▶ _ASSIGNED TASK_
Copy each line from the data that has the word "content" in it.

(GIVEN ENTRIES begins)

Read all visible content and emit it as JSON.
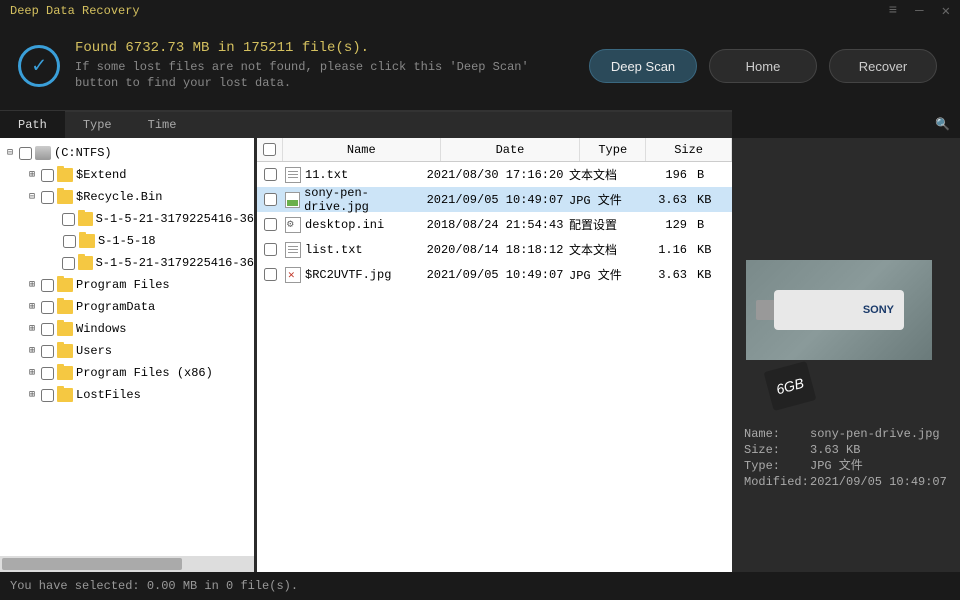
{
  "app_title": "Deep Data Recovery",
  "header": {
    "title": "Found 6732.73 MB in 175211 file(s).",
    "subtitle": "If some lost files are not found, please click this 'Deep Scan' button to find your lost data.",
    "deep_scan": "Deep Scan",
    "home": "Home",
    "recover": "Recover"
  },
  "tabs": {
    "path": "Path",
    "type": "Type",
    "time": "Time"
  },
  "tree": [
    {
      "indent": 0,
      "toggle": "−",
      "icon": "drive",
      "label": "(C:NTFS)"
    },
    {
      "indent": 1,
      "toggle": "+",
      "icon": "folder",
      "label": "$Extend"
    },
    {
      "indent": 1,
      "toggle": "−",
      "icon": "folder",
      "label": "$Recycle.Bin"
    },
    {
      "indent": 2,
      "toggle": "",
      "icon": "folder",
      "label": "S-1-5-21-3179225416-36"
    },
    {
      "indent": 2,
      "toggle": "",
      "icon": "folder",
      "label": "S-1-5-18"
    },
    {
      "indent": 2,
      "toggle": "",
      "icon": "folder",
      "label": "S-1-5-21-3179225416-36"
    },
    {
      "indent": 1,
      "toggle": "+",
      "icon": "folder",
      "label": "Program Files"
    },
    {
      "indent": 1,
      "toggle": "+",
      "icon": "folder",
      "label": "ProgramData"
    },
    {
      "indent": 1,
      "toggle": "+",
      "icon": "folder",
      "label": "Windows"
    },
    {
      "indent": 1,
      "toggle": "+",
      "icon": "folder",
      "label": "Users"
    },
    {
      "indent": 1,
      "toggle": "+",
      "icon": "folder",
      "label": "Program Files (x86)"
    },
    {
      "indent": 1,
      "toggle": "+",
      "icon": "folder",
      "label": "LostFiles"
    }
  ],
  "file_columns": {
    "name": "Name",
    "date": "Date",
    "type": "Type",
    "size": "Size"
  },
  "files": [
    {
      "name": "11.txt",
      "date": "2021/08/30 17:16:20",
      "type": "文本文档",
      "size": "196",
      "unit": "B",
      "icon": "doc",
      "selected": false
    },
    {
      "name": "sony-pen-drive.jpg",
      "date": "2021/09/05 10:49:07",
      "type": "JPG 文件",
      "size": "3.63",
      "unit": "KB",
      "icon": "img",
      "selected": true
    },
    {
      "name": "desktop.ini",
      "date": "2018/08/24 21:54:43",
      "type": "配置设置",
      "size": "129",
      "unit": "B",
      "icon": "ini",
      "selected": false
    },
    {
      "name": "list.txt",
      "date": "2020/08/14 18:18:12",
      "type": "文本文档",
      "size": "1.16",
      "unit": "KB",
      "icon": "doc",
      "selected": false
    },
    {
      "name": "$RC2UVTF.jpg",
      "date": "2021/09/05 10:49:07",
      "type": "JPG 文件",
      "size": "3.63",
      "unit": "KB",
      "icon": "broken",
      "selected": false
    }
  ],
  "thumb": {
    "cap": "6GB",
    "brand": "SONY"
  },
  "info": {
    "name_label": "Name:",
    "name_value": "sony-pen-drive.jpg",
    "size_label": "Size:",
    "size_value": "3.63 KB",
    "type_label": "Type:",
    "type_value": "JPG 文件",
    "modified_label": "Modified:",
    "modified_value": "2021/09/05 10:49:07"
  },
  "status": "You have selected: 0.00 MB in 0 file(s).",
  "search_placeholder": ""
}
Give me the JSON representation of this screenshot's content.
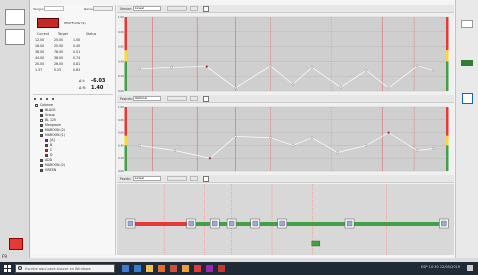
{
  "panel": {
    "header_left_label": "Tangent",
    "header_left_value": "",
    "header_right_label": "Name",
    "swatch_label": "HEATFLOW (6)",
    "col_headers": [
      "Current",
      "Target",
      "Status"
    ],
    "rows": [
      [
        "12.00",
        "25.00",
        "1.00"
      ],
      [
        "18.00",
        "25.00",
        "0.40"
      ],
      [
        "38.00",
        "78.00",
        "0.51"
      ],
      [
        "44.00",
        "38.00",
        "0.74"
      ],
      [
        "20.00",
        "26.00",
        "0.81"
      ],
      [
        "1.37",
        "5.25",
        "0.63"
      ]
    ],
    "big1": "-6.03",
    "big2": "1.40",
    "big1_label": "Δ t:",
    "big2_label": "Δ R:",
    "tree": [
      {
        "label": "Colonne",
        "color": "#ffffff"
      },
      {
        "label": "BLACK",
        "color": "#111111"
      },
      {
        "label": "Group",
        "color": "#1565c0"
      },
      {
        "label": "BL 125",
        "color": "#ffffff"
      },
      {
        "label": "Mangrove",
        "color": "#c62828"
      },
      {
        "label": "MAROON (2)",
        "color": "#c62828"
      },
      {
        "label": "MAROON (1)",
        "color": "#c62828"
      },
      {
        "label": "[A]",
        "color": "#6a1b9a"
      },
      {
        "label": "B",
        "color": "#c62828"
      },
      {
        "label": "C",
        "color": "#c62828"
      },
      {
        "label": "D",
        "color": "#c62828"
      },
      {
        "label": "ADD",
        "color": "#2e7d32"
      },
      {
        "label": "MAROON (2)",
        "color": "#2e7d32"
      },
      {
        "label": "GREEN",
        "color": "#2e7d32"
      }
    ]
  },
  "toolbars": [
    {
      "label": "Sensor:",
      "value": "Lineal"
    },
    {
      "label": "Posicón:",
      "value": "Optimal"
    },
    {
      "label": "Poción:",
      "value": "Lineal"
    }
  ],
  "chart1": {
    "type": "line",
    "points": [
      [
        0.04,
        0.28
      ],
      [
        0.14,
        0.3
      ],
      [
        0.25,
        0.31
      ],
      [
        0.34,
        0.02
      ],
      [
        0.45,
        0.32
      ],
      [
        0.52,
        0.07
      ],
      [
        0.58,
        0.3
      ],
      [
        0.67,
        0.03
      ],
      [
        0.75,
        0.26
      ],
      [
        0.82,
        0.02
      ],
      [
        0.91,
        0.32
      ],
      [
        0.96,
        0.26
      ]
    ],
    "marker_colors": [
      "#ffffff",
      "#ffffff",
      "#c62828",
      "#ffffff",
      "#ffffff",
      "#ffffff",
      "#ffffff",
      "#ffffff",
      "#ffffff",
      "#ffffff",
      "#ffffff",
      "#ffffff"
    ],
    "y_ticks": [
      "1.00",
      "0.80",
      "0.60",
      "0.40",
      "0.20",
      "0.00"
    ],
    "band_colors": [
      "#e53935",
      "#fdd835",
      "#43a047"
    ]
  },
  "chart2": {
    "type": "line",
    "points": [
      [
        0.04,
        0.38
      ],
      [
        0.15,
        0.3
      ],
      [
        0.26,
        0.18
      ],
      [
        0.34,
        0.52
      ],
      [
        0.45,
        0.5
      ],
      [
        0.52,
        0.38
      ],
      [
        0.58,
        0.5
      ],
      [
        0.66,
        0.27
      ],
      [
        0.75,
        0.38
      ],
      [
        0.82,
        0.58
      ],
      [
        0.91,
        0.3
      ],
      [
        0.96,
        0.33
      ]
    ],
    "marker_colors": [
      "#ffffff",
      "#ffffff",
      "#c62828",
      "#ffffff",
      "#ffffff",
      "#ffffff",
      "#ffffff",
      "#ffffff",
      "#ffffff",
      "#c62828",
      "#ffffff",
      "#ffffff"
    ],
    "y_ticks": [
      "1.00",
      "0.80",
      "0.60",
      "0.40",
      "0.20",
      "0.00"
    ],
    "band_colors": [
      "#e53935",
      "#fdd835",
      "#43a047"
    ]
  },
  "timeline": {
    "nodes": [
      {
        "x": 0.04,
        "color": "#e53935"
      },
      {
        "x": 0.22,
        "color": "#e53935"
      },
      {
        "x": 0.29,
        "color": "#43a047"
      },
      {
        "x": 0.34,
        "color": "#43a047"
      },
      {
        "x": 0.41,
        "color": "#43a047"
      },
      {
        "x": 0.49,
        "color": "#43a047"
      },
      {
        "x": 0.69,
        "color": "#43a047"
      },
      {
        "x": 0.97,
        "color": "#43a047"
      }
    ],
    "marker_bottom": {
      "x": 0.59
    }
  },
  "taskbar": {
    "search_placeholder": "Escribe aquí para buscar en Windows",
    "tray_time": "10:30",
    "tray_date": "12/05/2019",
    "tray_text": "ESP 10:30  12/05/2019"
  },
  "footer": {
    "fn_label": "F9"
  }
}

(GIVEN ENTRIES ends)

▶ _OUTPUT_
Read all visible content and emit it as JSON.
Give me the JSON representation of this screenshot's content.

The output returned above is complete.